As you travel up Stokes Boulevard from University Circle, it unfolds like a palatial estate behind a tall fence with a red-and-white “No Trespassing” sign. But inside Cleveland Water Department’s 1924-built Baldwin Water Treatment Plant, an average of 70 million gallons of H2O drawn from the 5 Mile Crib in Lake Erie (that giant orange-and-white buoy-looking thing you can see from downtown) is purified every day. We take a rare tour through one of Cleveland’s municipal gems. 11216 Stokes Blvd., Cleveland, 216-664-3130, clevelandwater.com
The Purification: Water from the 5 Mile Crib gets drawn through the Kirtland Pump Station on South Marginal Road and uphill to Baldwin 4.7 miles away.
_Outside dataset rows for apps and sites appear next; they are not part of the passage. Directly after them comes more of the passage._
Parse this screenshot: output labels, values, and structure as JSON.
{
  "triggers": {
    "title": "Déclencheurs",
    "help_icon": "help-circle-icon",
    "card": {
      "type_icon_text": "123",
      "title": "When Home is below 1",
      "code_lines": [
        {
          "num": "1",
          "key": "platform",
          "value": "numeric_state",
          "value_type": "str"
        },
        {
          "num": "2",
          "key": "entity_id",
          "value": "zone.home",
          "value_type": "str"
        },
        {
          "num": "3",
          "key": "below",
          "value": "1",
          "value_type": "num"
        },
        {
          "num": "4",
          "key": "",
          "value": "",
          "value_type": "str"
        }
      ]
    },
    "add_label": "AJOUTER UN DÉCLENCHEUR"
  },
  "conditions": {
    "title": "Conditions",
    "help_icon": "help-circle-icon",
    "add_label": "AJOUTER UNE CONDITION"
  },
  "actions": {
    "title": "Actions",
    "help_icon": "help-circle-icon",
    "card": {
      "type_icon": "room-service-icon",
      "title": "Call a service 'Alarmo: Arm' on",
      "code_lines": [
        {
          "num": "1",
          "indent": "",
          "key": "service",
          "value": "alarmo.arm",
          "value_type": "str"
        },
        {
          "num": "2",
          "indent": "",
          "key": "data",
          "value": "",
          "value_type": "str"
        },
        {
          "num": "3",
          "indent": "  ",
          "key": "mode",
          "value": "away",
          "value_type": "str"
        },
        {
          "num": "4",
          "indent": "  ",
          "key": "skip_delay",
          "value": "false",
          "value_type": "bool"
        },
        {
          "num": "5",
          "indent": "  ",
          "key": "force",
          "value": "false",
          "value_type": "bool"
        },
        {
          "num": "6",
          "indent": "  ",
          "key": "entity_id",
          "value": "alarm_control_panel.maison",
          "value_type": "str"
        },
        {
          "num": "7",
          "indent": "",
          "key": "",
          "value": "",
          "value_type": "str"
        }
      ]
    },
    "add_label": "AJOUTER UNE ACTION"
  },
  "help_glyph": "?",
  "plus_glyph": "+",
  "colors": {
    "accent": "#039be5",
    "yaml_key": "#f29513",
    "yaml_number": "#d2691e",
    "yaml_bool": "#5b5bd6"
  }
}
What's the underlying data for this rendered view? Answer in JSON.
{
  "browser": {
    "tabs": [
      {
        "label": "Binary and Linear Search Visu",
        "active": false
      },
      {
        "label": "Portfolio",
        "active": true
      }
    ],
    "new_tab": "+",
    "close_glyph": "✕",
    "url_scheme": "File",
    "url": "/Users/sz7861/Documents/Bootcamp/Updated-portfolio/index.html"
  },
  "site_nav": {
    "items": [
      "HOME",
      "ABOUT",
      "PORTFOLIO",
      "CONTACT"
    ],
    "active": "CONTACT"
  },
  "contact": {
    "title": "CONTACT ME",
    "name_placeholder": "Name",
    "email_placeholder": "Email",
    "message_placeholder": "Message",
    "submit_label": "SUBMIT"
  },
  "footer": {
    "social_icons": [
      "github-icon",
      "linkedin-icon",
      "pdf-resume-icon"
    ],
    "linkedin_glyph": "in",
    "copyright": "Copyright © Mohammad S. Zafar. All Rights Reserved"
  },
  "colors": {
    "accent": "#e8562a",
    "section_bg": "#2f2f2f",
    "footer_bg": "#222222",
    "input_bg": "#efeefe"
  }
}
In the long central hallway of Baldwin’s main building, chemically treated water passes through 20 filters where the liquid settles through layers of silica sand and anthracite to filter out granular bits. “Once it goes through this filter, it’s drinkable,” says plant manager Frank Woyma.
The Reservoir: Behind Baldwin’s main building is an emerald green field of grass broken up by concrete sidewalks and what look like sewer grates. Underneath the grass, two 35-foot-deep chambers, which can hold up to 130 million gallons of ready-to-drink water, are held up by a series of grand columns. Since the reservoir is atop Cedar Hill, it’s easier for the water to flow down to the city below in case of emergency. “In 2003, we had that big electrical outage,” says Woyma. “Everything below us never lost water because of the elevation.”
The Flourishes: Touches from a more romantic age in municipal architecture dot the plant. The plant’s insignia — BF, for Baldwin Filtration — accent doorways and wrought iron railings. Two massive, 900-pound brass doors mark the entrance. And out front is a bell, which used to be located at the 5 Mile Crib to warn boaters. “In 1964, they automated the crib,” says Woyma. “[Prior to that], in the event of a storm or fog, they would light a light and ring the bell.”
The Leftovers: Just north of the plant, a pair of white domes handles the dirty work. The inside sounds like a waterfall. It’s humid and smells like a giant mossy puddle. Each dome can hold about 13 million gallons of gunk leftover after filtration that is eventually diluted and disposed of by the Northeast Ohio Regional Sewer District. “It’s what we take out of the lake water,” Woyma says. “It’s all sediment. This is the end.”